Asked by his attorney if that was improper, Kahn said no. He likened it to when a family member has Vicodin left over after a dental procedure and gives it to a relative in pain.
“We all do it,” he said.
The doctor repeatedly said he had no reason to doubt his patients, even when they appeared to give him strong warning signs otherwise. An undercover officer once came to his clinic, complaining of “intermittent wrist pain” and describing the pills he wanted by their color. Kahn said he figured the man had purchased drugs off of the street previously; he gave the officer a low dose of Percocet.
In another case, Kahn said he wasn’t suspicious of one patient paying another’s office fee. Another patient was discovered to be doctor shopping — meaning she was getting prescriptions for controlled substances from multiple physicians. Kahn initially kicked her out of his practice. She begged to come back, he testified, and he relented. But he lowered the amount and strength of pills he would give her and required that she see him in person twice a month. He charged her $600 for each visit.
Kahn had maintained that he was writing the prescriptions for his patients based on their legitimate medical need. Why, then, did he seemingly arbitrarily lower this patient’s dosage?
He said it was for doctor shopping, and that he had to charge her more because she was a “high-risk” patient who would require more time and observation.

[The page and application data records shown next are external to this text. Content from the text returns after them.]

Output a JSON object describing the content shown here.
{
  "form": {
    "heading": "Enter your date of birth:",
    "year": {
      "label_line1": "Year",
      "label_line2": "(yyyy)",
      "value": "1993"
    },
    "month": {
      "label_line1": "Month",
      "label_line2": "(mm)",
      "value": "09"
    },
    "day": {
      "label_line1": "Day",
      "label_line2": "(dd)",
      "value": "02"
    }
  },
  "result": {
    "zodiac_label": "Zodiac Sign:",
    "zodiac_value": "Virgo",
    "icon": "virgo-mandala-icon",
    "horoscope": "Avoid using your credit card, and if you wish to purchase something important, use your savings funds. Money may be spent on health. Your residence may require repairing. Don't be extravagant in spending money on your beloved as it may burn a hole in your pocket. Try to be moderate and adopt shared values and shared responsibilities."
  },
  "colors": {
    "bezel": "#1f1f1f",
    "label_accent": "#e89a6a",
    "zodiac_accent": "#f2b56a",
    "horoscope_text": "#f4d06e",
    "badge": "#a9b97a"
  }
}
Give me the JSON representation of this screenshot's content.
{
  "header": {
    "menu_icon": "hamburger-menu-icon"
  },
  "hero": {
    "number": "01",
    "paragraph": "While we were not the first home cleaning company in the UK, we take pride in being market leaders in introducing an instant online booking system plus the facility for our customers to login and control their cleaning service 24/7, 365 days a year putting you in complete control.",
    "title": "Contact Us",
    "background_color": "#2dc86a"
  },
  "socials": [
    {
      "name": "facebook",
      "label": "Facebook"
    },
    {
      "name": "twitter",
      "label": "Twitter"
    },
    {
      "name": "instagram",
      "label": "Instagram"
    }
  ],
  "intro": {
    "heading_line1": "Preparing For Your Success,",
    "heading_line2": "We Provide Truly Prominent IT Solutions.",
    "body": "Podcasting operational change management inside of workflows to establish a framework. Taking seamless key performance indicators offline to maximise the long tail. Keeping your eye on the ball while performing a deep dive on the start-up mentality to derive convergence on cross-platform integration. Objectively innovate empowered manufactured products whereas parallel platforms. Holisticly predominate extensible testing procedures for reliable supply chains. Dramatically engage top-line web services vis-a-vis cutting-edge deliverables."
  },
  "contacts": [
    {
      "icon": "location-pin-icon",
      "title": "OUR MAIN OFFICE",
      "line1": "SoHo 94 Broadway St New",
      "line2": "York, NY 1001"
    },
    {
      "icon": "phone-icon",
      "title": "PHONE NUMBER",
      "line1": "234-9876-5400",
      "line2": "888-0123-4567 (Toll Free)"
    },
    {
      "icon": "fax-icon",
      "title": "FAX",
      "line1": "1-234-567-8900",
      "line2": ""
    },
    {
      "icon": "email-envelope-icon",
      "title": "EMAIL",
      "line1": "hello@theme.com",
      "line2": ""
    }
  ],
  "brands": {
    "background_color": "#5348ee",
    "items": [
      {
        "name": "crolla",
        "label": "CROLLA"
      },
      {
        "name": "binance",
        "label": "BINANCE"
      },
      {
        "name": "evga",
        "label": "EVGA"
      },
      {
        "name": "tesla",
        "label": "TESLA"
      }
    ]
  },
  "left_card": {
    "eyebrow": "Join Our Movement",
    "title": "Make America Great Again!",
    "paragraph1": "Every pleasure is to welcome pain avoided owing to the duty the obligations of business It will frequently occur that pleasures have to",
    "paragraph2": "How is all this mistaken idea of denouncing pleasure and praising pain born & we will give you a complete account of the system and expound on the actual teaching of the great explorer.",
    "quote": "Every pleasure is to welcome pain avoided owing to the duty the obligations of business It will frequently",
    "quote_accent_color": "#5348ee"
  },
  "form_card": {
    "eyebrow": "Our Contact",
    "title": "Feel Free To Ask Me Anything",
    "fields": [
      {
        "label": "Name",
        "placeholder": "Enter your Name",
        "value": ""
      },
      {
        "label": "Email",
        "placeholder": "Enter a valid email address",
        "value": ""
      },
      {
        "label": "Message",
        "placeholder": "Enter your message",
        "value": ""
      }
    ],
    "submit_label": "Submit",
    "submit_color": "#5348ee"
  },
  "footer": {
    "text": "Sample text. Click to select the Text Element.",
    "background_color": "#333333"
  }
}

In the case of Jessica Burch and Anthony Vargas, a couple in Arizona, Kahn saw nothing amiss when Burch began picking up Vargas’ pills from Kahn. Kahn had also photoshopped Vargas’ signature onto forms, believing he had the patient’s permission. Vargas had been jailed in Las Vegas, but Kahn kept writing him scripts and Burch kept picking them up. Kahn also acknowledged writing down vital signs for Vargas while the man was in jail, essentially manufacturing the information, which he said was done for record “inclusiveness.”
Vargas testified earlier in the trial, saying he had become addicted to prescription pills after two or three visits with Kahn. He and Burch sold some of their pills and used others. After he was released in Las Vegas, Burch was changed, he said. One night, he found her passed out near their house. She was unresponsive but breathing.
The next morning, she was dead. Kahn is charged in her death.
Asked about Burch’s death, Kahn said he “had regrets,” should’ve paid more attention to her when she came to his office for refills and that he shouldn’t have “gone on blind trust alone.”
But, he said, “hindsight is 20/20.”
The case will continue Monday morning, when the prosecution is expected to cross-examine Kahn. Nabeel Kahn’s attorneys have still yet to make an opening statement and likely will early next week. The two sides will likely make closing statements Tuesday, after which time jury deliberations will begin.